President of the United States:

DEAR SIR: Matters remain here about as usual. The weather has been rainy for three days. We have store-houses, however, so that everything is under good cover. There are now 60,000 sacks of grain in good shelter. Undoubtedly a rise in the steams will be of advantage to our side. For some weeks past there has been no communication by water between Pine Bluff and Little Rock. Recently a train of 300 wagons with supplies left Little Rock for Fort Smith. Major-General Herron accompanied the escort. I learn on fair authority that the rebel McCray, who accompanied Price into Missouri with about 3,000 men, is now at Searcy, sixty miles northwest of here. I have now at this post 4,000 troops, the greater part of whom have good winter quarters. I have 500 men at work on fortifications, all of which I hope to have finished in a few days. One of my regiments is the Fifty-seventh U. S. Infantry (colored) and is at work on the last and heaviest earth-work. I told them the other day I thought if they made a good fort of it, we should call it Fort Lincoln, which greatly pleased the men and made them shovel faster. I believe in getting as many colored troops as possible. The more rebels see that they cannot retain slavery, the more readily will they quit.

Yours, truly,



[NOVEMBER 3, 1864.-For Andrews to Dyer, reporting affair at Hazen's farm, &c., see Part I, p.906.]

LITTLE ROCK, ARK., November 3, 1864.

Colonel GEIGER,

Commanding Third Cavalry Brigade, Brownsville:

It is reported by some men of the Twelfth Michigan Infantry that were captured and paroled by Captain Wheat, near the railroad, that McCray is at Searcy. The brigadier-general commanding desires that you send a scout to Searcy to ascertain the truth of the report.


Assistant Adjutant-General.

LITTLE ROCK, ARK., November 3, 1864.

Colonel W. F. GEIGER,

Commanding Third Cavalry Brigade, Brownsville:

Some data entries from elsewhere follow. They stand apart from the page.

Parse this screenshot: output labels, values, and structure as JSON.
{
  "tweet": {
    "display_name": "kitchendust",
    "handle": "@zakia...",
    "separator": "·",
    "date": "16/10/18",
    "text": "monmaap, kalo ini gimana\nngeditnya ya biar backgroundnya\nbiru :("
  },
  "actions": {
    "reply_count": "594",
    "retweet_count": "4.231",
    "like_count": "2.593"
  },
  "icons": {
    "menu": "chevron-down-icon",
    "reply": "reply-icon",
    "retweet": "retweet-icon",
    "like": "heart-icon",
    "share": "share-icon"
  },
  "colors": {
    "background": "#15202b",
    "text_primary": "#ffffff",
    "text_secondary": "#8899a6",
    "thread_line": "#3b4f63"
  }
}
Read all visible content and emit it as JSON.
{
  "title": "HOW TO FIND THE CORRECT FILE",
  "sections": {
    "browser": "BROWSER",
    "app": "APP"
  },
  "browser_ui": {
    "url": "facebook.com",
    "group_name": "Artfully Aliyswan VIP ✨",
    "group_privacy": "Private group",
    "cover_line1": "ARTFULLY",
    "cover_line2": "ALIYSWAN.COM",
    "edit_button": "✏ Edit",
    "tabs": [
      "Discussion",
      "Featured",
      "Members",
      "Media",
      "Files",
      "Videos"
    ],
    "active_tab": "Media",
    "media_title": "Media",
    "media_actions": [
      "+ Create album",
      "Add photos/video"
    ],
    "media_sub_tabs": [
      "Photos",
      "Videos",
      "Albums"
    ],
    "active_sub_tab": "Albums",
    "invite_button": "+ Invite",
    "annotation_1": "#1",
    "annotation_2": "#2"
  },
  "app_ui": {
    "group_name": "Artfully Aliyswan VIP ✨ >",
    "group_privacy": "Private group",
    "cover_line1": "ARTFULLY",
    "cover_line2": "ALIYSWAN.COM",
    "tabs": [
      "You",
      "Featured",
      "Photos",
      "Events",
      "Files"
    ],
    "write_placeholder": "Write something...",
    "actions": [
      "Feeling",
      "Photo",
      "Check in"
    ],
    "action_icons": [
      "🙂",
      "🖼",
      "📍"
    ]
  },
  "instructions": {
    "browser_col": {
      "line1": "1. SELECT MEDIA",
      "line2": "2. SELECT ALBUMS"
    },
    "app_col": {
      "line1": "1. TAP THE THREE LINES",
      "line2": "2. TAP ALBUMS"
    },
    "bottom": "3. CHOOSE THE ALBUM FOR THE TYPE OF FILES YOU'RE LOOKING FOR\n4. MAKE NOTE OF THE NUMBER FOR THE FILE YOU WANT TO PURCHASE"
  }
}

In pursuance of instructions received from the major-general commanding, you will move with all your available force to Lewisburg, by shortest route, where you will receive orders. If you have an opportunity of striking the enemy, you will do so without special instructions. Take all the rations you can; you should have at least ten days' supplies. It is reported by rebels at Lewisburg that Price's forces are crossing south in detachments and will cross the Arkansas between